Ebola is not a West African problem. It is not an African problem. It’s a global problem… and, it needs to be addressed at all levels (national, regional, international) as swiftly and completely as possible. In this sense, it’s important to coordinate a united African and global response, in the short-term, but also consider how to integrate investment in health systems into regional development plans. in the medium to long-term, so that public health crises like the current Ebola outbreak can be addressed more quickly (or averted entirely) in the future…

As stressed by the World Bank; the largest economic effects of the crisis are not as a result of the direct costs (e.g.; mortality, morbidity, care-giving, loss in work days…), but rather the results from ‘aversion behavior’ driven by fear of contagion… The impact of this behavior is like a speculative bubble, yet in reverse… however, once ‘fear’ is subsided the impact will diminish…

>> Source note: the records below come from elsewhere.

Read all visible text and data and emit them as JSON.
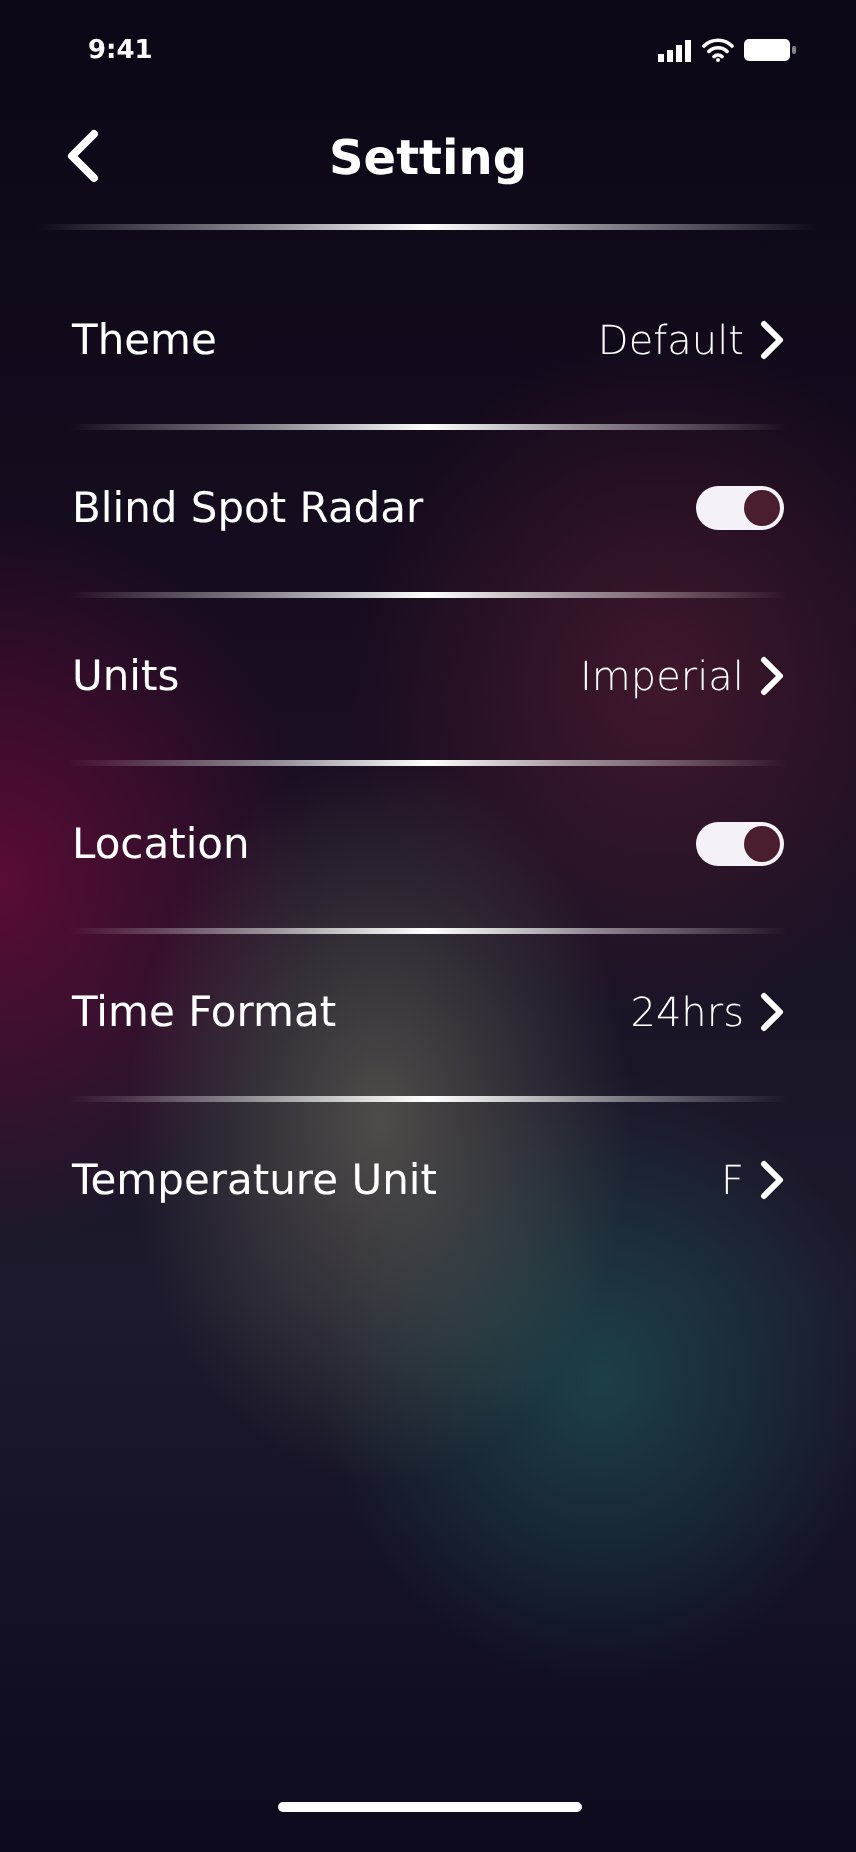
{
  "status_bar": {
    "time": "9:41"
  },
  "header": {
    "title": "Setting"
  },
  "settings": [
    {
      "kind": "link",
      "label": "Theme",
      "value": "Default"
    },
    {
      "kind": "toggle",
      "label": "Blind Spot Radar",
      "on": true
    },
    {
      "kind": "link",
      "label": "Units",
      "value": "Imperial"
    },
    {
      "kind": "toggle",
      "label": "Location",
      "on": true
    },
    {
      "kind": "link",
      "label": "Time Format",
      "value": "24hrs"
    },
    {
      "kind": "link",
      "label": "Temperature Unit",
      "value": "F"
    }
  ]
}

Predicting where Ebola might spread and how long the outbreak could last is impossible, and so is gauging its potential economic impact. What is clear, however, is that containing the disease is not just humanitarian necessity but economic imperative…